When a patient arrives to see a physician on time for a scheduled appointment, having to wait an extended amount of time can be a very frustrating experience. While they realize that doctors are busy and their time is important, they also feel that their own time is important. Being left to sit in a waiting room well past the time of his or her appointment often leaves the patient feeling disrespected and as if the doctor or practice doesn’t care. It is essential that doctors know how to minimize patient wait time. While waiting is sometimes inevitable, there are ways to reduce patient wait time and make it easier to cope with when it cannot be prevented.
Quite often, poor scheduling is the source of lengthy wait times. One common problem is that many practices schedule the first appointment of the day for the same time the office opens. If both the staff and the first patient of the day arrive at 9:00 each morning, chances are not good that the patient will actually be seen at that time because it takes the staff a little while to prepare for the day. Even if that patient is seen by 9:20, you are still starting off twenty minutes behind schedule every day. Another common issue is double-booking in anticipation that some people will not show up. This is a recipe for disaster that almost always throws a schedule off track.
Ways to Minimize Patient Wait Time
There are several ways to minimize patient wait time. One of the easiest ways to keep things running smoothly is by scheduling patient bookings at short internals. Scheduling one patient every five to ten minutes is usually better than booking two or three every 15 to 20 minutes. In addition, let patients know how much time they have been allotted when they are scheduling, and gently remind them again during their visit. Patients often use up a lot of time simply because they were never told how much time they actually have. Don’t be pushy, but try not to let appointments run over.
Sometimes emergencies do come up, and getting off track is inevitable. Most patients understand this and do not mind waiting from time to time. To make their visit as pleasant as possible, there are several things you can do to make waiting more bearable. Making the waiting room pleasant and providing magazines to read is a good place to start. Today, many practices also offer free WiFi so patients can browse the Web while they wait.

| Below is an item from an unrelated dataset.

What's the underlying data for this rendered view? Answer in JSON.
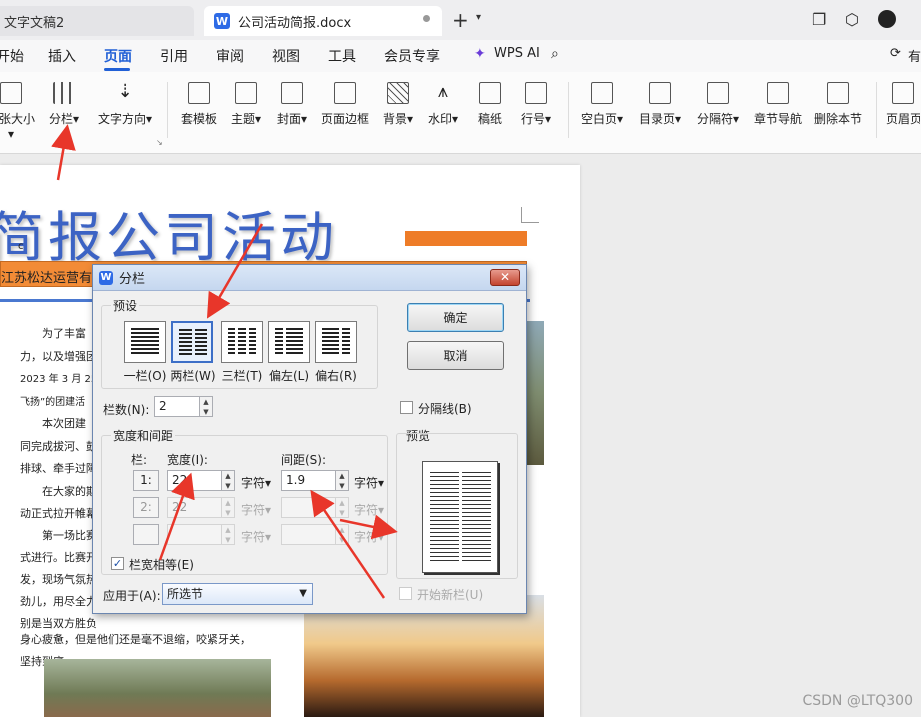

Communication is also essential. It is much easier to wait an extra 15 minutes if someone lets you know that it is going to be 15 minutes as opposed to leaving you to wait indefinitely. When extended patient wait time cannot be avoided, an apology and brief explanation means a lot, especially if it comes directly from the doctor. Taking a few seconds to stop by the waiting room to apologize, explain that there has been an emergency or other delay, state the anticipated wait time and let patients know that they are free to reschedule means a lot and shows that you respect them and their time.